(Prompt): Print the records below once again, exactly as they were given.

(Stored data):
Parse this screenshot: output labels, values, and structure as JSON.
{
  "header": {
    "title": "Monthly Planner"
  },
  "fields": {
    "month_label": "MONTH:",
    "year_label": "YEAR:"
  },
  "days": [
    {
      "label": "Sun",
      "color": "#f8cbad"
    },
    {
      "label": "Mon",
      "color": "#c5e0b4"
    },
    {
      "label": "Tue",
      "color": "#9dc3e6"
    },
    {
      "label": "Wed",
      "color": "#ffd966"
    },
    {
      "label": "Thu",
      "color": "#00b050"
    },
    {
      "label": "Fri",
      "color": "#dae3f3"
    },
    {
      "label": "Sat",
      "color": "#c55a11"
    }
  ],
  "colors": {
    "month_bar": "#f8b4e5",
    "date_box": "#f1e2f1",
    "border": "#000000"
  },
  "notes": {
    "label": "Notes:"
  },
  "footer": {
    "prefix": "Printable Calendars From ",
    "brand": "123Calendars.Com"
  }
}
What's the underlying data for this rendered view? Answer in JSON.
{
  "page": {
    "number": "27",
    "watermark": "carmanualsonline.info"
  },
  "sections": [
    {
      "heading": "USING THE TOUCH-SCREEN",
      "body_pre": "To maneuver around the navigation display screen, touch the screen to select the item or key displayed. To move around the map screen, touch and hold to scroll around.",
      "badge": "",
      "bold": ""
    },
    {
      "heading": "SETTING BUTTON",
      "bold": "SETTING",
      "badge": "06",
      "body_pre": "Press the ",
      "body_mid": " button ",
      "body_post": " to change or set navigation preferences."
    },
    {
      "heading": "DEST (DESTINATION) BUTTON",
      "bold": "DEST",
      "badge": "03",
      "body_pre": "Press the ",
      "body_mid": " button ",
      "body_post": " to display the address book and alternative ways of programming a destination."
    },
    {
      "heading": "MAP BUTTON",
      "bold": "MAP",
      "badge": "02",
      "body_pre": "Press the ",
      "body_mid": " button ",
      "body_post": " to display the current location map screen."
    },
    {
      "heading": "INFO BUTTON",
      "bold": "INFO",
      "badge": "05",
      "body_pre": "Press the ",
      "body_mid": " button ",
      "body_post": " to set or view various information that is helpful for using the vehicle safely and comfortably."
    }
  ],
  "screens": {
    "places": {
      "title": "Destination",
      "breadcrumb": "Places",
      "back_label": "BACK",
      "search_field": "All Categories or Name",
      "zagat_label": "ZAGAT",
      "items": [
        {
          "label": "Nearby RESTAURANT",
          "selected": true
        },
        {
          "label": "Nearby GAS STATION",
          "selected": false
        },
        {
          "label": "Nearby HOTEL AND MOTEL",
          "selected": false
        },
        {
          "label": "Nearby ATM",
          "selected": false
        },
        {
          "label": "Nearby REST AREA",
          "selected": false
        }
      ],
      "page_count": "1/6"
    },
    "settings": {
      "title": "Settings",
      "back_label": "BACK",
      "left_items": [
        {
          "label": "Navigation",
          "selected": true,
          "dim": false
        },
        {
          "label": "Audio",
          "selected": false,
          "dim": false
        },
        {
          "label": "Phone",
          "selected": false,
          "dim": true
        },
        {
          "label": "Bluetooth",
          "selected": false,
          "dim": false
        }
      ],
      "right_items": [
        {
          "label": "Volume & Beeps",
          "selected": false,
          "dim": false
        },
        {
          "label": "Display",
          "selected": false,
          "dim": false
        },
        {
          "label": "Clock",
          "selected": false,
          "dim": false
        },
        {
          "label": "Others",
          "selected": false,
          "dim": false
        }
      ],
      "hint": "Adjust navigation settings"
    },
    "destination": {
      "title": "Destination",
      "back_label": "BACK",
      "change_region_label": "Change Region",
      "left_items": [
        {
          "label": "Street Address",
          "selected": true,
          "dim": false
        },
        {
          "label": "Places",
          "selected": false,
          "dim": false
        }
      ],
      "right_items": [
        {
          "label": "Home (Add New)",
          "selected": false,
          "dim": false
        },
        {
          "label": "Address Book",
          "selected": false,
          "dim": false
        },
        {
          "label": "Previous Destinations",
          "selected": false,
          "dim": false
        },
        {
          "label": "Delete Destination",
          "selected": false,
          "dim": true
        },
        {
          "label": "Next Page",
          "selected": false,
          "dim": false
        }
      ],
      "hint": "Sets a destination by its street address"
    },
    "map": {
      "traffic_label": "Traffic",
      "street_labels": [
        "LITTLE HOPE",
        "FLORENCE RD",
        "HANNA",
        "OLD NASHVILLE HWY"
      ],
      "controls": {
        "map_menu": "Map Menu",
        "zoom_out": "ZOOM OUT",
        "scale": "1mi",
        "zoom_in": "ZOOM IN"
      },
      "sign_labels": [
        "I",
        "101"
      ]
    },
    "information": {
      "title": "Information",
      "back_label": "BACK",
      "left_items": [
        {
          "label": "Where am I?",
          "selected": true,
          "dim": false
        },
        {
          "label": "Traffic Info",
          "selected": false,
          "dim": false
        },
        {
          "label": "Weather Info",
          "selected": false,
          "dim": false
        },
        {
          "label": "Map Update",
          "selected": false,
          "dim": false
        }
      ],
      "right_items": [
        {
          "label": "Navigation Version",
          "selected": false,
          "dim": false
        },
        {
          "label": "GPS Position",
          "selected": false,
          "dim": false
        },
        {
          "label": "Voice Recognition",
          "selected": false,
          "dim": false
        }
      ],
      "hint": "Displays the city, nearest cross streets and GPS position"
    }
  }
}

(Written answer):
Parse this screenshot: output labels, values, and structure as JSON.
{
  "header": {
    "title": "Monthly Planner"
  },
  "fields": {
    "month_label": "MONTH:",
    "year_label": "YEAR:"
  },
  "days": [
    {
      "label": "Sun",
      "color": "#f8cbad"
    },
    {
      "label": "Mon",
      "color": "#c5e0b4"
    },
    {
      "label": "Tue",
      "color": "#9dc3e6"
    },
    {
      "label": "Wed",
      "color": "#ffd966"
    },
    {
      "label": "Thu",
      "color": "#00b050"
    },
    {
      "label": "Fri",
      "color": "#dae3f3"
    },
    {
      "label": "Sat",
      "color": "#c55a11"
    }
  ],
  "colors": {
    "month_bar": "#f8b4e5",
    "date_box": "#f1e2f1",
    "border": "#000000"
  },
  "notes": {
    "label": "Notes:"
  },
  "footer": {
    "prefix": "Printable Calendars From ",
    "brand": "123Calendars.Com"
  }
}
What's the underlying data for this rendered view? Answer in JSON.
{
  "page": {
    "number": "27",
    "watermark": "carmanualsonline.info"
  },
  "sections": [
    {
      "heading": "USING THE TOUCH-SCREEN",
      "body_pre": "To maneuver around the navigation display screen, touch the screen to select the item or key displayed. To move around the map screen, touch and hold to scroll around.",
      "badge": "",
      "bold": ""
    },
    {
      "heading": "SETTING BUTTON",
      "bold": "SETTING",
      "badge": "06",
      "body_pre": "Press the ",
      "body_mid": " button ",
      "body_post": " to change or set navigation preferences."
    },
    {
      "heading": "DEST (DESTINATION) BUTTON",
      "bold": "DEST",
      "badge": "03",
      "body_pre": "Press the ",
      "body_mid": " button ",
      "body_post": " to display the address book and alternative ways of programming a destination."
    },
    {
      "heading": "MAP BUTTON",
      "bold": "MAP",
      "badge": "02",
      "body_pre": "Press the ",
      "body_mid": " button ",
      "body_post": " to display the current location map screen."
    },
    {
      "heading": "INFO BUTTON",
      "bold": "INFO",
      "badge": "05",
      "body_pre": "Press the ",
      "body_mid": " button ",
      "body_post": " to set or view various information that is helpful for using the vehicle safely and comfortably."
    }
  ],
  "screens": {
    "places": {
      "title": "Destination",
      "breadcrumb": "Places",
      "back_label": "BACK",
      "search_field": "All Categories or Name",
      "zagat_label": "ZAGAT",
      "items": [
        {
          "label": "Nearby RESTAURANT",
          "selected": true
        },
        {
          "label": "Nearby GAS STATION",
          "selected": false
        },
        {
          "label": "Nearby HOTEL AND MOTEL",
          "selected": false
        },
        {
          "label": "Nearby ATM",
          "selected": false
        },
        {
          "label": "Nearby REST AREA",
          "selected": false
        }
      ],
      "page_count": "1/6"
    },
    "settings": {
      "title": "Settings",
      "back_label": "BACK",
      "left_items": [
        {
          "label": "Navigation",
          "selected": true,
          "dim": false
        },
        {
          "label": "Audio",
          "selected": false,
          "dim": false
        },
        {
          "label": "Phone",
          "selected": false,
          "dim": true
        },
        {
          "label": "Bluetooth",
          "selected": false,
          "dim": false
        }
      ],
      "right_items": [
        {
          "label": "Volume & Beeps",
          "selected": false,
          "dim": false
        },
        {
          "label": "Display",
          "selected": false,
          "dim": false
        },
        {
          "label": "Clock",
          "selected": false,
          "dim": false
        },
        {
          "label": "Others",
          "selected": false,
          "dim": false
        }
      ],
      "hint": "Adjust navigation settings"
    },
    "destination": {
      "title": "Destination",
      "back_label": "BACK",
      "change_region_label": "Change Region",
      "left_items": [
        {
          "label": "Street Address",
          "selected": true,
          "dim": false
        },
        {
          "label": "Places",
          "selected": false,
          "dim": false
        }
      ],
      "right_items": [
        {
          "label": "Home (Add New)",
          "selected": false,
          "dim": false
        },
        {
          "label": "Address Book",
          "selected": false,
          "dim": false
        },
        {
          "label": "Previous Destinations",
          "selected": false,
          "dim": false
        },
        {
          "label": "Delete Destination",
          "selected": false,
          "dim": true
        },
        {
          "label": "Next Page",
          "selected": false,
          "dim": false
        }
      ],
      "hint": "Sets a destination by its street address"
    },
    "map": {
      "traffic_label": "Traffic",
      "street_labels": [
        "LITTLE HOPE",
        "FLORENCE RD",
        "HANNA",
        "OLD NASHVILLE HWY"
      ],
      "controls": {
        "map_menu": "Map Menu",
        "zoom_out": "ZOOM OUT",
        "scale": "1mi",
        "zoom_in": "ZOOM IN"
      },
      "sign_labels": [
        "I",
        "101"
      ]
    },
    "information": {
      "title": "Information",
      "back_label": "BACK",
      "left_items": [
        {
          "label": "Where am I?",
          "selected": true,
          "dim": false
        },
        {
          "label": "Traffic Info",
          "selected": false,
          "dim": false
        },
        {
          "label": "Weather Info",
          "selected": false,
          "dim": false
        },
        {
          "label": "Map Update",
          "selected": false,
          "dim": false
        }
      ],
      "right_items": [
        {
          "label": "Navigation Version",
          "selected": false,
          "dim": false
        },
        {
          "label": "GPS Position",
          "selected": false,
          "dim": false
        },
        {
          "label": "Voice Recognition",
          "selected": false,
          "dim": false
        }
      ],
      "hint": "Displays the city, nearest cross streets and GPS position"
    }
  }
}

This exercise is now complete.